Video Based Road Defect Surveys

Trial aiming to assess if the outputs of video surveys could improve quality and reduce costs of road surveys of Scottish road network.  The project will report on the accuracy of the video survey in identifying defects and possible maintenance schemes, the costs associated with video surveys compared to traditional methods and a qualitative assessment of the safety and deliverability of each approach.

Structural Health Monitoring of Burnshot Bridge

Study around the construction of the new Burnshot Bridge to allow monitoring of the behaviour of support columns in relation to the surrounding reinforced soil, to monitor the displacement and stress/strain behaviour of the pre-stressed beams, and to monitor the true benefits of stainless steel rebar in bridges.

Vulnerable User Perception of Speed

Study to investigate the difference between vulnerable road users’ perception of vehicle speeds and actual speeds, and how this contributes to the level of public anxiety/difficulty when crossing roads.

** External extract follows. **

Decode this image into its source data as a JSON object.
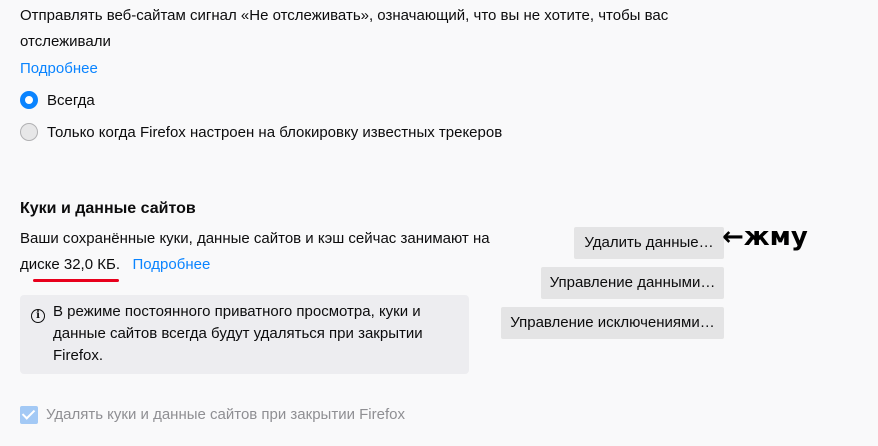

Landslide Forecast, Detection and Notification

Study to deliver a “proof-of-concept-level” landslide forecast, detection and notification system capable of implementation at A83 Rest and Be Thankful and with the potential for application to other locations susceptible to landslide hazards.

Adaptive Flood Level Markers

Study to develop a Decision Support System (DSS) for the road bridges managed by Transport Scotland based on the “adaptive” Flood Level Marker. The system will calculate water level thresholds for structures over water for different scour scenarios and, according to new information on scour depth collected by a monitoring system, inform the inspector about which water level threshold triggers a prioritised inspection.

Completed research projects












2023 Student Research Competition

Can you deliver research for Scotland’s road authorities to help tackle the current climate emergency?

The SRRB are offering £10,000 in funding for research proposals which explore and deliver improvements in safety, construction, operation and maintenance of the Scottish road network, with a focus on the current climate change emergency

As a result of the global climate emergency, Scotland is seeking to address its greenhouse gas emissions by setting ambitious targets to limit the nations contribution to future climate change. Technical innovation will be essential to combat climate change and move toward net zero.

The Scottish Road Research Board (SRRB) are inviting research proposals that can assist Scotland's road authorities with their ambitious goals to reduce the impacts of climate change and work towards net zero by 2040.

Proposals must be roads related and should fall within the context of the project themes defined on the SRRB website. The projects should demonstrate tangible benefits in terms of either safety, operation, or functionality on either trunk or local roads. Please note that any students who have received funding through previous editions of this competition are not eligible for future funding.

Submissions are now being accepted, closing 22 December 2023. Successful candidates will be notified by 31 January 2023.

To apply, you should use the application form below, making sure to explain your methodology, objectives, timescale, risks, deliverables and funds required. Please keep your response to no longer than 2 sides of A4.


Who can apply?

This competition is open to undergraduate students, postgraduate students, or groups of students, from across Scotland.

How much is available?

The SRRB have a total of £10,000 available to help fund research projects.

What happens next?

Following the deadline a dedicated panel appointed by the SRRB will meet to assess applications. There will be a particular focus on needs and priority in relation to net zero. The panel findings will be announced by 31 January 2023.

Further opportunities

Where possible we will connect you with Roads professionals to provide guidance during the research period. All successful applicants will be expected to present their completed research to the SRRB, and have their work published on the Transport Scotland website.

For more information please contact: SRRB@transport.gov.scot